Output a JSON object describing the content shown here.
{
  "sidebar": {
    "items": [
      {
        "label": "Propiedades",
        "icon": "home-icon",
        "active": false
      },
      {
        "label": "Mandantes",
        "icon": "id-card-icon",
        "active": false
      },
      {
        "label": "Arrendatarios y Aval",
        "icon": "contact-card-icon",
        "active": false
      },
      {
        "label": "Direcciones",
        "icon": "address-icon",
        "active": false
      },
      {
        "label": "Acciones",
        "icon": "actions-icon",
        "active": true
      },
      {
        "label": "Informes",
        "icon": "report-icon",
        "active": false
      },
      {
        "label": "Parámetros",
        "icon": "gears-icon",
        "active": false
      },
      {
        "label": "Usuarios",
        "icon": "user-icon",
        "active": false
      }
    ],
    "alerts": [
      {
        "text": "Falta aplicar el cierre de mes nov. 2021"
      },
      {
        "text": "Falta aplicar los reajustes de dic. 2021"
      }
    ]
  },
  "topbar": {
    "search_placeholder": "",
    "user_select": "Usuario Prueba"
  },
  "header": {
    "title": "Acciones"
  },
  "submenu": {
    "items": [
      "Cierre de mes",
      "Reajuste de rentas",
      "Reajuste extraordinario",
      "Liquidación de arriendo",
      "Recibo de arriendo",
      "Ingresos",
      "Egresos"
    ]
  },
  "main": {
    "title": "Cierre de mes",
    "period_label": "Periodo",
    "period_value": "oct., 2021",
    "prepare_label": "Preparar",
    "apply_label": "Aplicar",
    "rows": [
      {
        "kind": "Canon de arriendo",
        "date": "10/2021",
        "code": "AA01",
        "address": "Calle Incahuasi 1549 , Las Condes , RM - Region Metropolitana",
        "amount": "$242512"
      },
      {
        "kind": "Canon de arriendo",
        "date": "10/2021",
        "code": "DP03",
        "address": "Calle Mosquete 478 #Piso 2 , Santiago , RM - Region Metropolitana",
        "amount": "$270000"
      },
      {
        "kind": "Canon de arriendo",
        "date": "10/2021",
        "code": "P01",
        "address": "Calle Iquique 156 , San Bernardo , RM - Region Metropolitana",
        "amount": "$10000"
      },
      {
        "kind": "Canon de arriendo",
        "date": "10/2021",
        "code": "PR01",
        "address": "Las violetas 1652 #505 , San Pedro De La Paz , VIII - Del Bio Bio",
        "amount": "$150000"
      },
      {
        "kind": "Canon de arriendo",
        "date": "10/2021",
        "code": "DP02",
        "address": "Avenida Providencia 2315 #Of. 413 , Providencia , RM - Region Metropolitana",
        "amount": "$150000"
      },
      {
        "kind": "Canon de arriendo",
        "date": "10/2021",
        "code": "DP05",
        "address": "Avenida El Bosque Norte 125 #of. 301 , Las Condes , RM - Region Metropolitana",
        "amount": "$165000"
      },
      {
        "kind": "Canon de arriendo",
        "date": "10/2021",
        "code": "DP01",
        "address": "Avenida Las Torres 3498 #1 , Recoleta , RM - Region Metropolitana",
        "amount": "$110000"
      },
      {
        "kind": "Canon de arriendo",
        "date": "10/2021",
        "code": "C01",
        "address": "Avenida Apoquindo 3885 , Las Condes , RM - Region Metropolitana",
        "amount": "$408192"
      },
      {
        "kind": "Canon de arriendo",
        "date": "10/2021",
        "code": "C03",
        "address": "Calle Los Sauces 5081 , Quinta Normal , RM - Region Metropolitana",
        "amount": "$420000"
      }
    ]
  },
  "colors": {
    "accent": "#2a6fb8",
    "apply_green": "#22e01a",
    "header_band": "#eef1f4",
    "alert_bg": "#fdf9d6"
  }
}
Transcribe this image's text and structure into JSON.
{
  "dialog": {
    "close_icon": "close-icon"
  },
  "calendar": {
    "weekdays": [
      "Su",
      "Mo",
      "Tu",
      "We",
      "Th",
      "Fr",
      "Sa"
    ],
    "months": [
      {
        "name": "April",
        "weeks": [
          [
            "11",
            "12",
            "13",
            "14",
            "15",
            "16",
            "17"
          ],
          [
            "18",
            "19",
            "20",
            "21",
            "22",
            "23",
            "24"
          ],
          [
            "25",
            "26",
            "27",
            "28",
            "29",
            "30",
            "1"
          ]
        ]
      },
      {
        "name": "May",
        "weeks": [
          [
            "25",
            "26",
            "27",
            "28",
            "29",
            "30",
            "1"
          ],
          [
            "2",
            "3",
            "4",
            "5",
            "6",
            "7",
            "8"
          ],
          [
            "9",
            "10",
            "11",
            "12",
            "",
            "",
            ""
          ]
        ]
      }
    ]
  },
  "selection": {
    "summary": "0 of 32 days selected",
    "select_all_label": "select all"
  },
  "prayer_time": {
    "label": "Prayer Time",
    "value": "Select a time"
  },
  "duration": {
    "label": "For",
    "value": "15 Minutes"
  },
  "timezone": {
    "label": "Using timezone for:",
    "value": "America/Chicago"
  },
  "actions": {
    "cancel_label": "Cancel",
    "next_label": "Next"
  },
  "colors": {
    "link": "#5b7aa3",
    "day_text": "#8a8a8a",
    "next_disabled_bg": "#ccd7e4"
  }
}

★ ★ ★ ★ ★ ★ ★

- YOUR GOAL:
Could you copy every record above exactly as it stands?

- ANSWER SPACE:
Output a JSON object describing the content shown here.
{
  "sidebar": {
    "items": [
      {
        "label": "Propiedades",
        "icon": "home-icon",
        "active": false
      },
      {
        "label": "Mandantes",
        "icon": "id-card-icon",
        "active": false
      },
      {
        "label": "Arrendatarios y Aval",
        "icon": "contact-card-icon",
        "active": false
      },
      {
        "label": "Direcciones",
        "icon": "address-icon",
        "active": false
      },
      {
        "label": "Acciones",
        "icon": "actions-icon",
        "active": true
      },
      {
        "label": "Informes",
        "icon": "report-icon",
        "active": false
      },
      {
        "label": "Parámetros",
        "icon": "gears-icon",
        "active": false
      },
      {
        "label": "Usuarios",
        "icon": "user-icon",
        "active": false
      }
    ],
    "alerts": [
      {
        "text": "Falta aplicar el cierre de mes nov. 2021"
      },
      {
        "text": "Falta aplicar los reajustes de dic. 2021"
      }
    ]
  },
  "topbar": {
    "search_placeholder": "",
    "user_select": "Usuario Prueba"
  },
  "header": {
    "title": "Acciones"
  },
  "submenu": {
    "items": [
      "Cierre de mes",
      "Reajuste de rentas",
      "Reajuste extraordinario",
      "Liquidación de arriendo",
      "Recibo de arriendo",
      "Ingresos",
      "Egresos"
    ]
  },
  "main": {
    "title": "Cierre de mes",
    "period_label": "Periodo",
    "period_value": "oct., 2021",
    "prepare_label": "Preparar",
    "apply_label": "Aplicar",
    "rows": [
      {
        "kind": "Canon de arriendo",
        "date": "10/2021",
        "code": "AA01",
        "address": "Calle Incahuasi 1549 , Las Condes , RM - Region Metropolitana",
        "amount": "$242512"
      },
      {
        "kind": "Canon de arriendo",
        "date": "10/2021",
        "code": "DP03",
        "address": "Calle Mosquete 478 #Piso 2 , Santiago , RM - Region Metropolitana",
        "amount": "$270000"
      },
      {
        "kind": "Canon de arriendo",
        "date": "10/2021",
        "code": "P01",
        "address": "Calle Iquique 156 , San Bernardo , RM - Region Metropolitana",
        "amount": "$10000"
      },
      {
        "kind": "Canon de arriendo",
        "date": "10/2021",
        "code": "PR01",
        "address": "Las violetas 1652 #505 , San Pedro De La Paz , VIII - Del Bio Bio",
        "amount": "$150000"
      },
      {
        "kind": "Canon de arriendo",
        "date": "10/2021",
        "code": "DP02",
        "address": "Avenida Providencia 2315 #Of. 413 , Providencia , RM - Region Metropolitana",
        "amount": "$150000"
      },
      {
        "kind": "Canon de arriendo",
        "date": "10/2021",
        "code": "DP05",
        "address": "Avenida El Bosque Norte 125 #of. 301 , Las Condes , RM - Region Metropolitana",
        "amount": "$165000"
      },
      {
        "kind": "Canon de arriendo",
        "date": "10/2021",
        "code": "DP01",
        "address": "Avenida Las Torres 3498 #1 , Recoleta , RM - Region Metropolitana",
        "amount": "$110000"
      },
      {
        "kind": "Canon de arriendo",
        "date": "10/2021",
        "code": "C01",
        "address": "Avenida Apoquindo 3885 , Las Condes , RM - Region Metropolitana",
        "amount": "$408192"
      },
      {
        "kind": "Canon de arriendo",
        "date": "10/2021",
        "code": "C03",
        "address": "Calle Los Sauces 5081 , Quinta Normal , RM - Region Metropolitana",
        "amount": "$420000"
      }
    ]
  },
  "colors": {
    "accent": "#2a6fb8",
    "apply_green": "#22e01a",
    "header_band": "#eef1f4",
    "alert_bg": "#fdf9d6"
  }
}
Transcribe this image's text and structure into JSON.
{
  "dialog": {
    "close_icon": "close-icon"
  },
  "calendar": {
    "weekdays": [
      "Su",
      "Mo",
      "Tu",
      "We",
      "Th",
      "Fr",
      "Sa"
    ],
    "months": [
      {
        "name": "April",
        "weeks": [
          [
            "11",
            "12",
            "13",
            "14",
            "15",
            "16",
            "17"
          ],
          [
            "18",
            "19",
            "20",
            "21",
            "22",
            "23",
            "24"
          ],
          [
            "25",
            "26",
            "27",
            "28",
            "29",
            "30",
            "1"
          ]
        ]
      },
      {
        "name": "May",
        "weeks": [
          [
            "25",
            "26",
            "27",
            "28",
            "29",
            "30",
            "1"
          ],
          [
            "2",
            "3",
            "4",
            "5",
            "6",
            "7",
            "8"
          ],
          [
            "9",
            "10",
            "11",
            "12",
            "",
            "",
            ""
          ]
        ]
      }
    ]
  },
  "selection": {
    "summary": "0 of 32 days selected",
    "select_all_label": "select all"
  },
  "prayer_time": {
    "label": "Prayer Time",
    "value": "Select a time"
  },
  "duration": {
    "label": "For",
    "value": "15 Minutes"
  },
  "timezone": {
    "label": "Using timezone for:",
    "value": "America/Chicago"
  },
  "actions": {
    "cancel_label": "Cancel",
    "next_label": "Next"
  },
  "colors": {
    "link": "#5b7aa3",
    "day_text": "#8a8a8a",
    "next_disabled_bg": "#ccd7e4"
  }
}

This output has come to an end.